Don't forget to make a left and a right torque tube when putting the NC-2s into place. They should be mirrors of each other.

Chapter 13

Top


Mod - Electric Nose Lift
I have chosen to install Jack Wilhelmson's electric nose lift instead of the manual nose lift from Brock. When finished I will describe all the plans changes required to do this. There is actually very little changed other than different hardware.
Mod - Nose gear doors
Like a few other builders I have decided to make true nose gear doors. Mine will be very similar to Wayne Hick's but the details are being worked out on my own. More to come as this is completed.
Mod - Finish top of nose later
I am holding off the top of the nose until after the canopy has been installed so I can shape the whole top of the fuselage at once, including the canard cover.

Chapter 16

Top


Tip - Marking parts
Marking parts Mark everything! In the middle of each part I wrote (with a Sharpie) the name of the part (i.e. CS-105) plus the side it belonged to (L or R). At the end of each part I wrote the number of the part that that end went next to. In this picture the left most tube is CS-105. You can see 116 written on the end because this end of CS-105 was next to CS-116. The right most tube in the picture is CS-116. I wrote 105 on the end that mated with CS-105 (not counting the universal in between). You can even see (in the glare) 105 R written on the left end of the universal indicating that that end of the universal mated with CS-105 and belonged to the right set of controls. This all becomes most important when you start drilling holes because if you pick up the wrong end of a tube, the holes wont line up and you now have four combinations to try out. The last thing I did that is not in this picture is to mark mating ends with a line. Even if you have the two correct ends you still have two choices to line up the holes (rotate 180°). The mark lets you know the alignment. I just made all these notations after drilling each hole. This makes reassembly much easier later.

Chapter 18

Top


Mod - Raising turtleback
I have raised the front of the turtleback about 1.75". The firewall end is per plans and the width is the same. This required a little CAD work to create new drawings for all jigs except the one at the firewall. I also created a new template for TB-1 since it must be taller too.
Tip - Reorder step 3
I added the drip rail prior to floxing the TB-1 bulkhead into place. Afterward I realized this probably made adding the drip rail much easier.

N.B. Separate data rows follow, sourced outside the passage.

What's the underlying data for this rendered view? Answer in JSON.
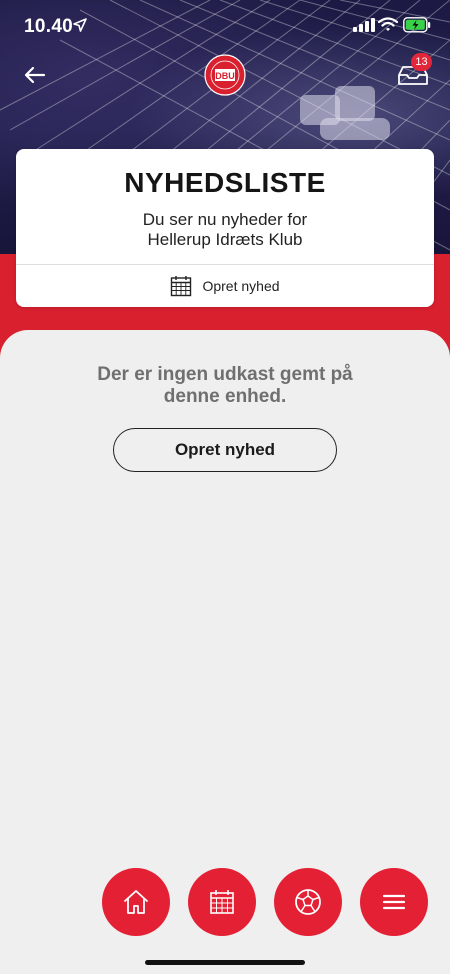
{
  "status_bar": {
    "time": "10.40"
  },
  "header": {
    "logo_text": "DBU",
    "inbox_badge_count": "13"
  },
  "card": {
    "title": "NYHEDSLISTE",
    "subtitle_line1": "Du ser nu nyheder for",
    "subtitle_line2": "Hellerup Idræts Klub",
    "action_label": "Opret nyhed",
    "action_icon": "calendar-icon"
  },
  "main": {
    "empty_message_line1": "Der er ingen udkast gemt på",
    "empty_message_line2": "denne enhed.",
    "create_button_label": "Opret nyhed"
  },
  "bottom_nav": {
    "items": [
      {
        "icon": "home-icon"
      },
      {
        "icon": "calendar-icon"
      },
      {
        "icon": "football-icon"
      },
      {
        "icon": "menu-icon"
      }
    ]
  },
  "colors": {
    "brand_red": "#e42034",
    "band_red": "#d8202f",
    "hero_dark": "#1c1a44",
    "background": "#f0eff0",
    "text_gray": "#6f6f6f"
  }
}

If the bulkhead was in place I would have had a harder time marking and making the drip rail.
Trick - Making the Drip Rail
Gluing the drip rail foam into place takes some trickery. The foam needs to be forced into a compound curve. I found it worked best to cut the foam into 10" - 12" lengths and glue in each one at a time. I mixed the 5-minute epoxy, added it to the premarked foam (so I knew where to add the epoxy), waited a couple of minutes, and put the foam in place at about the 4 minute mark. I then only had to hold the foam for a minute to be sure the epoxy set. Using lengths of 10" - 12" allowed me to hold the whole piece in place with all my fingers. Any longer and it would have been very difficult to hold properly.

Chapter 20

Top


Tip - Compare Cores
After you cut out all four core pieces, compare them side by side. Individually they may look fine but paired up you may find they aren't the same. I found this with my two lower winglets. I had mounted one end of one template off by 1". Looked fine by itself but when place next to the other, it was obvious one wasn't correct.

Chapter 24

Top


Mod - Rear Seats
I made the rear seats different by attaching bulkheads similar to the front seats but attaching them to the seats instead of the fuselage. This way if I want to make room by removing the seats, the bulkheads won't be in the way.